Science has also been experimenting with solar-powered sight and Wi-Fi-connected eyeballs. While all of this research is aimed at helping people with limited or nonexistent sight, the obvious recreational usages will probably fund them all for eternity.
Speaking of funding, when was the last time you thought about the rapper Akon? Yeah, me too. But there’s a good reason for that. It turns out he’s been in Africa using science that was barely nascent a year ago to bring electricity to almost a billion people.
Although he’s been absent on the music scene recently, Akon has been working to bring electricity to 600 million Africans with his initiative Lighting Africa.
At the United Nations Sustainable Energy for All Forum, Akon announced his plan to launch a new solar academy for the continent.
Reports say that the academy would help with developing the skills and training of future entrepreneurs, engineers and technicians in Bamako, the capital of Mali.
The website for Akon’s Lighting Africa program released a press release stating:
“This professional training center of excellence is a first on the continent and targets future African entrepreneurs, engineers and technicians.

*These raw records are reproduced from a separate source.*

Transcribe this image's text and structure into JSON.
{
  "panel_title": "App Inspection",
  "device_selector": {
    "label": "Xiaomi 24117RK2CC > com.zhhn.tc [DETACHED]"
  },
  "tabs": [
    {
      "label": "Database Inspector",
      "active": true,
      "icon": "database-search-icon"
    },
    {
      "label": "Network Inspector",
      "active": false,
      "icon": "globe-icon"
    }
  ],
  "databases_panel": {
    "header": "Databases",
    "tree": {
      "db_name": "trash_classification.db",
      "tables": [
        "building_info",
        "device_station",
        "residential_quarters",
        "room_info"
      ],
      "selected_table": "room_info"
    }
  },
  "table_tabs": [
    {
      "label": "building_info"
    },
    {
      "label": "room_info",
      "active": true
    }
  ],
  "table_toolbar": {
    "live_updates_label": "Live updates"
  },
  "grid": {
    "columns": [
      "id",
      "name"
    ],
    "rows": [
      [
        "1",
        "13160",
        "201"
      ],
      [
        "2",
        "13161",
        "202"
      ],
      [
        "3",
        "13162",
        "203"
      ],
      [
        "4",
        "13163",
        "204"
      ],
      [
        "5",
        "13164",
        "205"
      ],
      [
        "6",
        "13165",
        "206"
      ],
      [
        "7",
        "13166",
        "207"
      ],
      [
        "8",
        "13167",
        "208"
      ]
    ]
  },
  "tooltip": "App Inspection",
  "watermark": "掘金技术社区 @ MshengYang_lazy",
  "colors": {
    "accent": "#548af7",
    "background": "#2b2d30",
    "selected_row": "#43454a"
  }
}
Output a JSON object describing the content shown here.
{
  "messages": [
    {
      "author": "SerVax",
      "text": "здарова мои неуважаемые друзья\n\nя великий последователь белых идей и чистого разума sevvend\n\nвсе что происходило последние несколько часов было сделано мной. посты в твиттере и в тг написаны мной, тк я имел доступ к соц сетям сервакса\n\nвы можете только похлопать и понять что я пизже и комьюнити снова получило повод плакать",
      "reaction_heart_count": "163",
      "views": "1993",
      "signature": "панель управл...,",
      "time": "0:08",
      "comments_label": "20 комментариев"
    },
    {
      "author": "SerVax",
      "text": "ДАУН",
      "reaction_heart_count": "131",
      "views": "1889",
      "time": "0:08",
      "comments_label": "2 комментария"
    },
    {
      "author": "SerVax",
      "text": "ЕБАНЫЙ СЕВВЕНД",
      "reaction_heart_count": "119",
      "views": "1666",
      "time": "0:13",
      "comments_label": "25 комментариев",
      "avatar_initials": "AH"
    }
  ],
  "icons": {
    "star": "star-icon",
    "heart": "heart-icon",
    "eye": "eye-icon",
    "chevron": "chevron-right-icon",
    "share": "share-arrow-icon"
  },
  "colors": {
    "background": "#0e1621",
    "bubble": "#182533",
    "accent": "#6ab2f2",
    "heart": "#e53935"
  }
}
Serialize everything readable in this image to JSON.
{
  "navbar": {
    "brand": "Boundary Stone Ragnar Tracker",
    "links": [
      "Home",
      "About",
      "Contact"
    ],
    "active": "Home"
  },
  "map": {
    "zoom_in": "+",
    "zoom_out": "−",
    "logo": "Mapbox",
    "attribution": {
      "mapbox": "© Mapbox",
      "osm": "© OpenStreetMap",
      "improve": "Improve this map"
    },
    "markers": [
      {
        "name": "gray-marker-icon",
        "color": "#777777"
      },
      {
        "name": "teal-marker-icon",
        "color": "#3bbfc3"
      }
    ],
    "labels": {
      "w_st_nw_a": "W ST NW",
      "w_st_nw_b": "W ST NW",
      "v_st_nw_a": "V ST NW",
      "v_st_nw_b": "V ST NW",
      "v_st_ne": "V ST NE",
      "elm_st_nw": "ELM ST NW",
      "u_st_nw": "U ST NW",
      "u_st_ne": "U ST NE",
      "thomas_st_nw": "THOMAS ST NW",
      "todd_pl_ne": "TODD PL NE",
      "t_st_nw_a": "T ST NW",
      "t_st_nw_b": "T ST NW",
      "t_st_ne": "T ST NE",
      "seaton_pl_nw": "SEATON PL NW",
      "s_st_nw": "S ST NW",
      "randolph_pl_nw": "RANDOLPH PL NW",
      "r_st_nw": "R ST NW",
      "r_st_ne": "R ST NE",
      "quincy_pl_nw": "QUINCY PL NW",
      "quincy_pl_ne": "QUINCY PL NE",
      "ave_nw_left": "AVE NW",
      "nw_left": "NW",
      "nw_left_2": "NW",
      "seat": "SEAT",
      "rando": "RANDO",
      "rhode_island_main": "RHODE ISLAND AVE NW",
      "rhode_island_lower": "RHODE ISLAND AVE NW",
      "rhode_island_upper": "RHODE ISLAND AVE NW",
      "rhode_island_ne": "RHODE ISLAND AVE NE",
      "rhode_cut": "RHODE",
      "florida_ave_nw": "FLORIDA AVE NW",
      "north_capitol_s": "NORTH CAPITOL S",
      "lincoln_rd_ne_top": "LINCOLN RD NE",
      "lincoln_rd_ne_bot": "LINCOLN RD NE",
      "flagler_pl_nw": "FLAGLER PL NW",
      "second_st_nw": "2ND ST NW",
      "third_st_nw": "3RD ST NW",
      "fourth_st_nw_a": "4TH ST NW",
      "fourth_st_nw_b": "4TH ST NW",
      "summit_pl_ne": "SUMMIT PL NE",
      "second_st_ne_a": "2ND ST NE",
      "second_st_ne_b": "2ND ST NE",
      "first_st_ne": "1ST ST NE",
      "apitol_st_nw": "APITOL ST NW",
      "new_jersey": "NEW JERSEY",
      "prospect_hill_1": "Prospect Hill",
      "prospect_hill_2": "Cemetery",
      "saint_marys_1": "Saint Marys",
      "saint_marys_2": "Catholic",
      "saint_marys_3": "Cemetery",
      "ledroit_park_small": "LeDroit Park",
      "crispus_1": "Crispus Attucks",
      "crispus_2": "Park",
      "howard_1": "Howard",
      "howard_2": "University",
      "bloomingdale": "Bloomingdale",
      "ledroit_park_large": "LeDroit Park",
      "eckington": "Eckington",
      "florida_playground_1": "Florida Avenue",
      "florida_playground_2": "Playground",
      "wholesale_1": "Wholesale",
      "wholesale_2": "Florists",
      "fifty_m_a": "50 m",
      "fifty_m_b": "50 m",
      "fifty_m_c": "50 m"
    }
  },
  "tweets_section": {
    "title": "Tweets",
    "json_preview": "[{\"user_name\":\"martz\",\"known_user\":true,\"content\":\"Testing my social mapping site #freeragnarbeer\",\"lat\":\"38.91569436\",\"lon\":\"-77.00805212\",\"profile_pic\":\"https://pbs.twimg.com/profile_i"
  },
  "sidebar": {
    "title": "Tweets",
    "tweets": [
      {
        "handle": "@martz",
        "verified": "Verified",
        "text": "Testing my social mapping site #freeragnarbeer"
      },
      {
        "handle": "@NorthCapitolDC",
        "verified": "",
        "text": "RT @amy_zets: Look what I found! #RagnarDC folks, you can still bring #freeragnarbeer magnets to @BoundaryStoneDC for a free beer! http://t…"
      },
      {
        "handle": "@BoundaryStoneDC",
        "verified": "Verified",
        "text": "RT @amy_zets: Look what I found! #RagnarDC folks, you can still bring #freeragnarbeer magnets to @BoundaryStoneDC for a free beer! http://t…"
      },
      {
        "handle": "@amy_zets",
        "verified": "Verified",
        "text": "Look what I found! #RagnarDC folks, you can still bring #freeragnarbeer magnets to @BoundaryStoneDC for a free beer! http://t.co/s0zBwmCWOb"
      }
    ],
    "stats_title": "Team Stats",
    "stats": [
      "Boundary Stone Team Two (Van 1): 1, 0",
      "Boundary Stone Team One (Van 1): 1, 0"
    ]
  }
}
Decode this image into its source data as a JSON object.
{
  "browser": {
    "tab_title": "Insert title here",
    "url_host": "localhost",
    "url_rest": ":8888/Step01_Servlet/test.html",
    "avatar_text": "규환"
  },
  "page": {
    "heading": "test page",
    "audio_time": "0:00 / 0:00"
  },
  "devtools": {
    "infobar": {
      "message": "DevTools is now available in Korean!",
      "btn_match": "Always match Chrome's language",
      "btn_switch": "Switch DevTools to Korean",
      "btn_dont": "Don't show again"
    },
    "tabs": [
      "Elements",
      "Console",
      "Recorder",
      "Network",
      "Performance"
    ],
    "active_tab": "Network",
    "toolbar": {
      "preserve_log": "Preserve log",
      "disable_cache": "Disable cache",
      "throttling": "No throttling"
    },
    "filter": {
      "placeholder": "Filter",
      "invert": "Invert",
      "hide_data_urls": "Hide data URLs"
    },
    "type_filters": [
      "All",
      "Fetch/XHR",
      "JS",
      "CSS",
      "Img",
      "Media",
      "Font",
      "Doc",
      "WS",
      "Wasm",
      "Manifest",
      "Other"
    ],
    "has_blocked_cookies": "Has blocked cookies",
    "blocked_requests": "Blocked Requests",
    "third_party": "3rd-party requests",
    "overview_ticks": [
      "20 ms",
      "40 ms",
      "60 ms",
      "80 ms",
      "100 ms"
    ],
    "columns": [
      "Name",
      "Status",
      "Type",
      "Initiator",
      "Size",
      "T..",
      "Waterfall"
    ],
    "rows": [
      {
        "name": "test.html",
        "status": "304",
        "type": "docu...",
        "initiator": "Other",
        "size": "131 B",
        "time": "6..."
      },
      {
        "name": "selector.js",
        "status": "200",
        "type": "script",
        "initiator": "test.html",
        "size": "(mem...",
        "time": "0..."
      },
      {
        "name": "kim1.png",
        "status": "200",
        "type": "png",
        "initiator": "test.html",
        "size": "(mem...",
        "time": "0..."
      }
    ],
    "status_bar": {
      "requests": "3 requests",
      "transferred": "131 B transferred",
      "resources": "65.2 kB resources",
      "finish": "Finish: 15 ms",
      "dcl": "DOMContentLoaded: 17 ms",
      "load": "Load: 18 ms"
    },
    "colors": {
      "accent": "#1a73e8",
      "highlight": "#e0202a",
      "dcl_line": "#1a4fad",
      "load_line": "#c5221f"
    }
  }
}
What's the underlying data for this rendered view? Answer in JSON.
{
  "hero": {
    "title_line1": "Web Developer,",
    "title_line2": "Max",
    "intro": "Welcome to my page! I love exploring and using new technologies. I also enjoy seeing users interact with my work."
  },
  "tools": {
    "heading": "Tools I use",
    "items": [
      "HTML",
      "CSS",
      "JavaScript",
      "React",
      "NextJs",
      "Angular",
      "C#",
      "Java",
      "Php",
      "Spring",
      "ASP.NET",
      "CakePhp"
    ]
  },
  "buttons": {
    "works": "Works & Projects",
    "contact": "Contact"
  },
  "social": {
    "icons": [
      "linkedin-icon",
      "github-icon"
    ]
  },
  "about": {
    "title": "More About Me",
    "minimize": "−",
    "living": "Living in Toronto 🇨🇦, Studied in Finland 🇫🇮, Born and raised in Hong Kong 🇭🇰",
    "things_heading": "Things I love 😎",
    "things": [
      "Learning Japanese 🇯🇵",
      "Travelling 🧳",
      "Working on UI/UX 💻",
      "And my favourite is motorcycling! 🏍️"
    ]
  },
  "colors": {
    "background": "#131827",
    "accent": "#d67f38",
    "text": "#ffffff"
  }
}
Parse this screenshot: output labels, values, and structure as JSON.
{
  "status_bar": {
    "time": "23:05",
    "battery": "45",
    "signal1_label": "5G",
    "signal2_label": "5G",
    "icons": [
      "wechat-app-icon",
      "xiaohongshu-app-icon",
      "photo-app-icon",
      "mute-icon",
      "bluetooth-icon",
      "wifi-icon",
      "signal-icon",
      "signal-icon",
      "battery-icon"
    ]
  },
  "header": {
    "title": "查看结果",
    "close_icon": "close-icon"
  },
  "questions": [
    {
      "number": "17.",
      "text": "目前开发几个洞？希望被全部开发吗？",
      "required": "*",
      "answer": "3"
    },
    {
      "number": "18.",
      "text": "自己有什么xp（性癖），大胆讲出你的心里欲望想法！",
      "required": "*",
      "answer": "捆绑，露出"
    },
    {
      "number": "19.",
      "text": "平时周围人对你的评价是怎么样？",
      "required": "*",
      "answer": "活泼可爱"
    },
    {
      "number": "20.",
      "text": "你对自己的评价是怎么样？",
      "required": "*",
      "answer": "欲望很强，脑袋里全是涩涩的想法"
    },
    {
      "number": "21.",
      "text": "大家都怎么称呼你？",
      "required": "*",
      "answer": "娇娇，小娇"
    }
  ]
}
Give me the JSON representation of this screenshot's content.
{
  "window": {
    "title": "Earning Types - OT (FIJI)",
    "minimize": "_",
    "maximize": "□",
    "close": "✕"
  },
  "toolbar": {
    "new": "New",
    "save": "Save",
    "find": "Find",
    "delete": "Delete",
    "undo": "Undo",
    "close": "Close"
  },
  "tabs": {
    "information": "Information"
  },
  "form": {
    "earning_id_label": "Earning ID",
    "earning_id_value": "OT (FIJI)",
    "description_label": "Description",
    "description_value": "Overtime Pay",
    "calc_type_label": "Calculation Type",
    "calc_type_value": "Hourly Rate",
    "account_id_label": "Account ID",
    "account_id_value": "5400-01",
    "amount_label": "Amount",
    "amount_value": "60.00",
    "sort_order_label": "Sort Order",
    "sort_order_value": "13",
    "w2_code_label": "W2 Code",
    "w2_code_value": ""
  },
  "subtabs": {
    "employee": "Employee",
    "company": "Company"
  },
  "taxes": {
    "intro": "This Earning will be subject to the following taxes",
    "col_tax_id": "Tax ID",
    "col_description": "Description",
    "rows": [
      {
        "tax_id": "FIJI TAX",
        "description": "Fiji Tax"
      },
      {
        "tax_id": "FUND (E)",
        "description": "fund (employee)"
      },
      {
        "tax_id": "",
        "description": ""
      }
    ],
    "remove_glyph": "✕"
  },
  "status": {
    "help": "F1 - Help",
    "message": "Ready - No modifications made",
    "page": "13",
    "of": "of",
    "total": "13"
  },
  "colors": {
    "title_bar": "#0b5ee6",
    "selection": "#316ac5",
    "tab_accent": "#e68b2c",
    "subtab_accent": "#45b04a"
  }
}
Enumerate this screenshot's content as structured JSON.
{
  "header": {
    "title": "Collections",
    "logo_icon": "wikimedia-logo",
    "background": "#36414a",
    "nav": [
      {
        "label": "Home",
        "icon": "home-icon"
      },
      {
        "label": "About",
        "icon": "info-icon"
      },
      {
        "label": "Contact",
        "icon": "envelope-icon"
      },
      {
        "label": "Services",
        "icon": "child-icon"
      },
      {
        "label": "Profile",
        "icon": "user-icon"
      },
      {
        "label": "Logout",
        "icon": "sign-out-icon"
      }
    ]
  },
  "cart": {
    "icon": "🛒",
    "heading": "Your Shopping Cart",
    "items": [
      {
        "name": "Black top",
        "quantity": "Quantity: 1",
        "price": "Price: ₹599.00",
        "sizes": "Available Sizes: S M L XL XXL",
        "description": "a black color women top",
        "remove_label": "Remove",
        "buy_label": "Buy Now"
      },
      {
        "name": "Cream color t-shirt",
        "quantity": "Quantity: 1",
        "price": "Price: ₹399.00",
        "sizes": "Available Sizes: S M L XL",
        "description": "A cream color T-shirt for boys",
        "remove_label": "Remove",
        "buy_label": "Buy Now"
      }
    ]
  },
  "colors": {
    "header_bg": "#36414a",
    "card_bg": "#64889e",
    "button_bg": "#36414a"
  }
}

It aims to reinforce expertise in every aspect of installing and maintaining solar-powered electric systems and micro-grids in particular, which are really taking off in rural Africa.”
Lighting Africa has already installed street lights and small household solar systems in 14 countries. With 320 days of sunshine per year, Africa is ideal for developing solar power.
While large parts of Africa are industrialized there are also large swaths that are not. With this technology, and the newly trained experts to install and oversee it, pretty much everything else becomes available. Electric powered water pumps instead of local wells is one good example. The ability to connect to the world at large is another.
And it’s not just important to Africa. Here in America this technology could eliminate, or greatly reduce, the need for power companies. Rural America would no longer require risky power lines. I could go on but you get the picture.
This is all very interesting, I hear you mumbling, but what about all the scientific advances you promised using poop.
Don’t worry,science didn’t forget you. They just created the fastest poop powered bus in the world and you can ride on it.
The Bus and Coach Buyer, however, specifies that the record attempt was meant to reflect speeds for “a service bus.” The article also notes that the record was simply a “lighthearted event” meant to help spread the word about biomethane gas as fuel.
Even if it doesn’t hold a Guinness World Record, though, we think the Bus Hound and its snazzy cow print paint job are pretty cool.
Reading Buses operates a total 34 buses powered by the cow manure fuel, according to Bus and Coach Buyer. The cow droppings are converted into fuel through anaerobic digestion, which involves microorganisms breaking down the feces in an oxygen-free environment. This process creates biogas, which can then be processed to produce biomethane that can be used as fuel, the Alternative Fuels Data Center explains.
The Bus Hound, by the way, is not to be confused with another U.K. “poo bus” that debuted recently: the Bio-Bus, which serves the city of Bristol and runs on human waste.
Considering that poop is a naturally occurring, and completely renewable, resource this is good news. While not as efficient as fossil fuels now continued research should clear that hurdle sooner rather than later.
So eat some chili and save the world.
Or you could just play the ukulele and ride a bike.